"If this new job is a smaller company, 'I’m looking to work for a smaller company.' If the new job is more hands on, 'I’m looking for a job where I can be more hands on,' and so on.
"That way, you are already complimenting something this prospective employer has, while refraining from negativity regarding your current employer."
21. "When you're interviewing for a job, ask what day-to-day work would be, in detail."
22. "If you interview for a job you don’t get, send a gracious response email."
"Nobody likes to give bad news, and people will remember you as a class act who handled a disappointing situation with professionalism.
"My go-to is something like, 'Thank you for the prompt response. While I am obviously disappointed, I understand there were many qualified applicants to choose from, and I very much enjoyed meeting you and your team. Thanks again, and best, [name].'"
23. "When you get a job offer and you’d like a higher salary, ask. The worst thing they will say is no."
24. "Job titles can often be negotiated. Before you accept a job, there is usually a time to negotiate salary, and this is a good opportunity to negotiate your job title as well. The same goes for any promotion. Pick a job title that has the highest earning potential."
"Look around at that next-level job you want and advocate for a job title that would give you an edge on your application. For example, you may have a current job title of office assistant, but if you are the assistant to one of the executives and have been there longer than another assistant, you might be able to push for a job title change to senior executive assistant. These may seem like small changes but can mean thousands of dollars a year when you try to find another job."
25. And finally, "Do not resign your current job until your next job’s background check is completed."
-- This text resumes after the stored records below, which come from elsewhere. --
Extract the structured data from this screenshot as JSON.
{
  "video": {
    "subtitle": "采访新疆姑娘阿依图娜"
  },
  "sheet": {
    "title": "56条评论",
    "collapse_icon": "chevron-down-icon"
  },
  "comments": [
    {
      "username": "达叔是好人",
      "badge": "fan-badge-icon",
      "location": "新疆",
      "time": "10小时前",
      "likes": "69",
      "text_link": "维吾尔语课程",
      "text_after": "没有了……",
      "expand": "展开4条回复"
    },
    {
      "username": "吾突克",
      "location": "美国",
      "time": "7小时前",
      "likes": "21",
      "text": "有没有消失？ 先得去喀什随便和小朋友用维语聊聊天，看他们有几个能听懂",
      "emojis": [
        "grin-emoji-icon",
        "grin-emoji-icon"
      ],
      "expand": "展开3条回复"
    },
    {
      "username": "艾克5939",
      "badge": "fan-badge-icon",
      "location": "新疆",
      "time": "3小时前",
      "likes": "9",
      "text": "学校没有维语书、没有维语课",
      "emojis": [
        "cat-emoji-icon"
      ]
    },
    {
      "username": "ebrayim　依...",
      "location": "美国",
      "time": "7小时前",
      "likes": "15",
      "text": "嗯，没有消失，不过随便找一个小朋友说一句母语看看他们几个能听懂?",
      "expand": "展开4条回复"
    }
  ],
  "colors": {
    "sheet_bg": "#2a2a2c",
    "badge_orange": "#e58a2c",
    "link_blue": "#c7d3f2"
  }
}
Is there anything you would add? Share your best job searching tip in the comments!
Note: Some responses have been edited for length and/or clarity.